In addition, when the focus is just on meeting domestic demand for only critical semiconductor applications-such as automotive, home appliances, and aerospace and defense-18 to 20 additional fabs staffed by 70,000 to 90,000 highly skilled personnel would still be required.
Not taking into account the public and sector investment needed to operationalize these fabs, finding the right talent to run the fabs on a global scale will be a major challenge.
But how can you grow the pipeline of talent? According to the report, very few semiconductor companies have early-education STEM initiatives. This really is as opposed to the likes of Meta, Google, and Amazon whose initiatives target students as early as junior high school in areas like robotics lab programs and coding.
Qualcomm stands out as better-prepared than most chip players, however. The report calls the company's Thinkabit Lab a leading example in the industry, engaging more than 78,000 students within the U.S. in internet-of-things -themed summer projects across its 16 innovation campuses.
Another approach is Applied Materials, which funnels investment into local STEM education programs in central Texas to community STEM grants in Montana. Meanwhile, trade association SEMI sponsors High Tech U, where high school students take part in a two- or three-day program to build up hands-on experience within microelectronics and semiconductors.
The report indicates that other semiconductor players are unsuccessful in comparison in terms of growing pipeline by attracting high school students into appropriate STEM initiatives. Conversely, the report acknowledges that the average American high school curriculum fails to expose high-potential STEM students to engineering disciplines beyond information technology, meaning many students are unfamiliar with the core subject knowledge or exposure needed to wish to work in the semiconductor sector.
Another aspect of the industry highlighted within the report is that recruiting profiles are not perfectly defined, and that chip companies are the best off taking a look at alternative and various skillsets beyond just \”electronics.\”
Design engineering roles will probably have very specialized degree requirements, but fab technicians would often arrive from the different route.
GlobalFoundries trains new community college/traditional four-year college graduates to fill open technician and process engineering roles and upskill these to fill demand, the report notes.
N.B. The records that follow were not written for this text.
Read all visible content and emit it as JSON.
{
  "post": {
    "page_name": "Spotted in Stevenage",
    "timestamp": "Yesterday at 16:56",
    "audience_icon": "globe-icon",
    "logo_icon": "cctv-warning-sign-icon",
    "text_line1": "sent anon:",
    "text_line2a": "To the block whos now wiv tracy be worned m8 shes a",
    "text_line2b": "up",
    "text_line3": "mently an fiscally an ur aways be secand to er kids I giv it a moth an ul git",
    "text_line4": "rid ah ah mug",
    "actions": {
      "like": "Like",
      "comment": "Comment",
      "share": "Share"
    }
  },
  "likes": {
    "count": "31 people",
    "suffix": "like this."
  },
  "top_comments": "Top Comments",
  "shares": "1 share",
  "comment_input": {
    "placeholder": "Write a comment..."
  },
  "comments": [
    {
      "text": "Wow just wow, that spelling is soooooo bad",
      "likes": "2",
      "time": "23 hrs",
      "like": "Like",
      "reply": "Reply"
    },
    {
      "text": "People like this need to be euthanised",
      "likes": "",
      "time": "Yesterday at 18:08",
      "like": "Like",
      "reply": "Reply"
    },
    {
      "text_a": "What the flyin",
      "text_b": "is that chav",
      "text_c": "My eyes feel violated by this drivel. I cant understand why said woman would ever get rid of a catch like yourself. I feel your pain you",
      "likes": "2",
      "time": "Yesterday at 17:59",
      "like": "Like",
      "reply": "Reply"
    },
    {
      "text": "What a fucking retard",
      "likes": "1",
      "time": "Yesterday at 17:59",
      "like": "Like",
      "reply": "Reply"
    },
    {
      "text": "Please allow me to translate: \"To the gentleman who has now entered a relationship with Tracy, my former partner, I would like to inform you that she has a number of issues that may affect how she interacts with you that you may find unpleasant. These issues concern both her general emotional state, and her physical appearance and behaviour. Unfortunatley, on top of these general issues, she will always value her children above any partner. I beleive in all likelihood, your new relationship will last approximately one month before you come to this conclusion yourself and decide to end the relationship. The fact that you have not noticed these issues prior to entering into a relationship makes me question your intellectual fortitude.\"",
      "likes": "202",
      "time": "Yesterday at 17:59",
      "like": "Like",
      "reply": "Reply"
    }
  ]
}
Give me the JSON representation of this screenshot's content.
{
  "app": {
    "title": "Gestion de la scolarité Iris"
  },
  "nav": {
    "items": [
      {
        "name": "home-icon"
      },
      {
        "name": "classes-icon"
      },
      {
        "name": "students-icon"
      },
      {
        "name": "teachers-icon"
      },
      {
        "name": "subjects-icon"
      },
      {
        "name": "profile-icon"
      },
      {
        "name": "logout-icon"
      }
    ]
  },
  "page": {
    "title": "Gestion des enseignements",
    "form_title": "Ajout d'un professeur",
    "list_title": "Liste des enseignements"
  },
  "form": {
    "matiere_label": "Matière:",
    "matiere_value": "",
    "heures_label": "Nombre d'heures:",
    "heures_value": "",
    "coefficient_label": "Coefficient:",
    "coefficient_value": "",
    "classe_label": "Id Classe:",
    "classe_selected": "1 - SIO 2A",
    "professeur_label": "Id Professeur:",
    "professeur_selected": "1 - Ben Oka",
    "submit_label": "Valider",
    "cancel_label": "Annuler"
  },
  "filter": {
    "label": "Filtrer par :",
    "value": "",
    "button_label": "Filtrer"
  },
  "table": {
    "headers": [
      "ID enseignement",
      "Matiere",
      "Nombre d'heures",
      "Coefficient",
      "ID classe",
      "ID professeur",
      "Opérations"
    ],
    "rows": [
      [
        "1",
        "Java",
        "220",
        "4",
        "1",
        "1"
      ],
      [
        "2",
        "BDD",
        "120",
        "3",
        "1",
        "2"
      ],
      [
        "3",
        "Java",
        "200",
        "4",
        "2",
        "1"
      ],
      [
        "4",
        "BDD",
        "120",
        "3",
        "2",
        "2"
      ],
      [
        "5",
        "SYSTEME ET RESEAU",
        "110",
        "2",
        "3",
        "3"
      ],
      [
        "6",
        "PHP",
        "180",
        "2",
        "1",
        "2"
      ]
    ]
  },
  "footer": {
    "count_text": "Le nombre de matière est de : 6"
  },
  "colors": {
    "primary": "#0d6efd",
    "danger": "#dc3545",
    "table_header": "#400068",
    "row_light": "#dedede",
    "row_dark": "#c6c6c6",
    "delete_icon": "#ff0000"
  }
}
It suggests that this tactic is both cost-effective and feasible in the near term.
Somewhat counter towards the geopolitical aims of the various Chips Acts, the report asserts the industry needs to be in a position to retain international graduates.
Every stage from the semiconductor value chain is incredibly dependent upon international STEM talent. In particular, North American universities have been a magnet for that world's brightest STEM talent and also the primary channel through which foreign-born semiconductor talent originates towards the U.S. International students account for two-thirds of graduate students in electrical engineering and information technology, and they've been the primary supply of growth of semiconductor talent over the last 30 years, the report states.
However, once these highly skilled individuals receive their diplomas, the current immigration law landscape causes it to be difficult to remain in the U.S.
The key takeaways on my read from the report are that the semiconductor industry needs to do more to draw in students much earlier, especially at the senior high school level, much like what hyperscalers along with other \”big tech\” information mill doing. The allure of the more glamorous brand-name tech companies is something the semiconductor sector must counter-whether they are similar incentives or any other brand perks. The recruiting profiles need to be better defined to ensure the right skillsets and abilities are targeted for all of the different roles in the diverse logistics.